Lord, we bring our prayers to You in faith, certain that nothing is impossible for You, not even the impossibly deep love you have for each of us and for all of humanity.

Hear now our prayers: for those of your Body who are suffering illness, job loss or other challenges, and for those who are grieving any loss, many of whom are known only to you.  Grant them healing, comfort and peace.  We pray for those who wrestle with addictions, for those caught in the trap of domestic violence, and for those who love and suffer alongside them.

Lord, in this Winter Season, we pray that all who seek warmth and shelter find it.  That all who need healing and peace are granted it.  That all who hunger for sustenance and companionship are satisfied.  May all of us be touched by your grace and power.  May all who serve our community and country be kept safe from harm, especially those in the military, and may and their families enjoy Holiday Seasons that are safe, warm and happy.

Finally Lord, we ask that we be granted the courage and grace we need to follow you faithfully, and with integrity.  Let our actions bear witness to the words we speak, and our worship and love for you overflow into every corner of our being, bringing light and hope into the lives of all we meet through our love for you and your son, Jesus Christ.

Amen.
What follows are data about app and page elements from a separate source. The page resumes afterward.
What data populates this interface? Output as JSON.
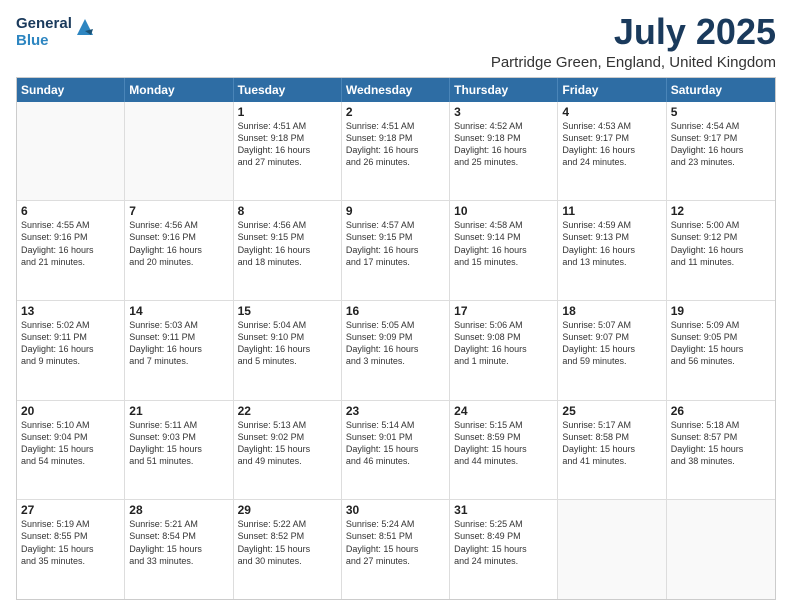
{
  "header": {
    "logo": {
      "general": "General",
      "blue": "Blue"
    },
    "title": "July 2025",
    "subtitle": "Partridge Green, England, United Kingdom"
  },
  "calendar": {
    "days": [
      "Sunday",
      "Monday",
      "Tuesday",
      "Wednesday",
      "Thursday",
      "Friday",
      "Saturday"
    ],
    "rows": [
      [
        {
          "day": "",
          "content": ""
        },
        {
          "day": "",
          "content": ""
        },
        {
          "day": "1",
          "content": "Sunrise: 4:51 AM\nSunset: 9:18 PM\nDaylight: 16 hours\nand 27 minutes."
        },
        {
          "day": "2",
          "content": "Sunrise: 4:51 AM\nSunset: 9:18 PM\nDaylight: 16 hours\nand 26 minutes."
        },
        {
          "day": "3",
          "content": "Sunrise: 4:52 AM\nSunset: 9:18 PM\nDaylight: 16 hours\nand 25 minutes."
        },
        {
          "day": "4",
          "content": "Sunrise: 4:53 AM\nSunset: 9:17 PM\nDaylight: 16 hours\nand 24 minutes."
        },
        {
          "day": "5",
          "content": "Sunrise: 4:54 AM\nSunset: 9:17 PM\nDaylight: 16 hours\nand 23 minutes."
        }
      ],
      [
        {
          "day": "6",
          "content": "Sunrise: 4:55 AM\nSunset: 9:16 PM\nDaylight: 16 hours\nand 21 minutes."
        },
        {
          "day": "7",
          "content": "Sunrise: 4:56 AM\nSunset: 9:16 PM\nDaylight: 16 hours\nand 20 minutes."
        },
        {
          "day": "8",
          "content": "Sunrise: 4:56 AM\nSunset: 9:15 PM\nDaylight: 16 hours\nand 18 minutes."
        },
        {
          "day": "9",
          "content": "Sunrise: 4:57 AM\nSunset: 9:15 PM\nDaylight: 16 hours\nand 17 minutes."
        },
        {
          "day": "10",
          "content": "Sunrise: 4:58 AM\nSunset: 9:14 PM\nDaylight: 16 hours\nand 15 minutes."
        },
        {
          "day": "11",
          "content": "Sunrise: 4:59 AM\nSunset: 9:13 PM\nDaylight: 16 hours\nand 13 minutes."
        },
        {
          "day": "12",
          "content": "Sunrise: 5:00 AM\nSunset: 9:12 PM\nDaylight: 16 hours\nand 11 minutes."
        }
      ],
      [
        {
          "day": "13",
          "content": "Sunrise: 5:02 AM\nSunset: 9:11 PM\nDaylight: 16 hours\nand 9 minutes."
        },
        {
          "day": "14",
          "content": "Sunrise: 5:03 AM\nSunset: 9:11 PM\nDaylight: 16 hours\nand 7 minutes."
        },
        {
          "day": "15",
          "content": "Sunrise: 5:04 AM\nSunset: 9:10 PM\nDaylight: 16 hours\nand 5 minutes."
        },
        {
          "day": "16",
          "content": "Sunrise: 5:05 AM\nSunset: 9:09 PM\nDaylight: 16 hours\nand 3 minutes."
        },
        {
          "day": "17",
          "content": "Sunrise: 5:06 AM\nSunset: 9:08 PM\nDaylight: 16 hours\nand 1 minute."
        },
        {
          "day": "18",
          "content": "Sunrise: 5:07 AM\nSunset: 9:07 PM\nDaylight: 15 hours\nand 59 minutes."
        },
        {
          "day": "19",
          "content": "Sunrise: 5:09 AM\nSunset: 9:05 PM\nDaylight: 15 hours\nand 56 minutes."
        }
      ],
      [
        {
          "day": "20",
          "content": "Sunrise: 5:10 AM\nSunset: 9:04 PM\nDaylight: 15 hours\nand 54 minutes."
        },
        {
          "day": "21",
          "content": "Sunrise: 5:11 AM\nSunset: 9:03 PM\nDaylight: 15 hours\nand 51 minutes."
        },
        {
          "day": "22",
          "content": "Sunrise: 5:13 AM\nSunset: 9:02 PM\nDaylight: 15 hours\nand 49 minutes."
        },
        {
          "day": "23",
          "content": "Sunrise: 5:14 AM\nSunset: 9:01 PM\nDaylight: 15 hours\nand 46 minutes."
        },
        {
          "day": "24",
          "content": "Sunrise: 5:15 AM\nSunset: 8:59 PM\nDaylight: 15 hours\nand 44 minutes."
        },
        {
          "day": "25",
          "content": "Sunrise: 5:17 AM\nSunset: 8:58 PM\nDaylight: 15 hours\nand 41 minutes."
        },
        {
          "day": "26",
          "content": "Sunrise: 5:18 AM\nSunset: 8:57 PM\nDaylight: 15 hours\nand 38 minutes."
        }
      ],
      [
        {
          "day": "27",
          "content": "Sunrise: 5:19 AM\nSunset: 8:55 PM\nDaylight: 15 hours\nand 35 minutes."
        },
        {
          "day": "28",
          "content": "Sunrise: 5:21 AM\nSunset: 8:54 PM\nDaylight: 15 hours\nand 33 minutes."
        },
        {
          "day": "29",
          "content": "Sunrise: 5:22 AM\nSunset: 8:52 PM\nDaylight: 15 hours\nand 30 minutes."
        },
        {
          "day": "30",
          "content": "Sunrise: 5:24 AM\nSunset: 8:51 PM\nDaylight: 15 hours\nand 27 minutes."
        },
        {
          "day": "31",
          "content": "Sunrise: 5:25 AM\nSunset: 8:49 PM\nDaylight: 15 hours\nand 24 minutes."
        },
        {
          "day": "",
          "content": ""
        },
        {
          "day": "",
          "content": ""
        }
      ]
    ]
  }
}
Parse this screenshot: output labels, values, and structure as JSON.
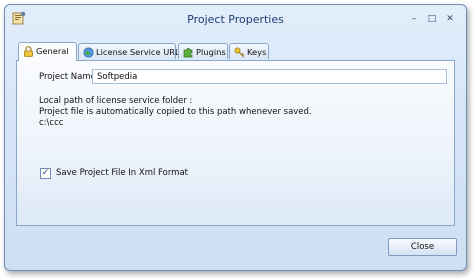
{
  "window": {
    "title": "Project Properties",
    "controls": {
      "minimize": "–",
      "maximize": "□",
      "close": "✕"
    }
  },
  "tabs": [
    {
      "label": "General",
      "icon": "lock-icon",
      "active": true
    },
    {
      "label": "License Service URL",
      "icon": "globe-icon",
      "active": false
    },
    {
      "label": "Plugins",
      "icon": "puzzle-icon",
      "active": false
    },
    {
      "label": "Keys",
      "icon": "key-icon",
      "active": false
    }
  ],
  "general": {
    "project_name_label": "Project Name",
    "project_name_value": "Softpedia",
    "local_path_line1": "Local path of license service folder :",
    "local_path_line2": "Project file is automatically copied to this path whenever saved.",
    "local_path_value": "c:\\ccc",
    "save_xml_label": "Save Project File In Xml Format",
    "save_xml_checked": true
  },
  "footer": {
    "close_label": "Close"
  },
  "colors": {
    "title_text": "#1e3f73",
    "border": "#8aa6cb",
    "window_bg": "#d6e5f7"
  }
}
Copyright (c) 2011, Allen Vander Meulen III, all rights reserved.  I’m happy to share my writings with you, as long as you are not seeking (or getting) financial benefit for doing so, and as long as proper credit for my authorship is given (via mention of my name on your site, or a link back to this site).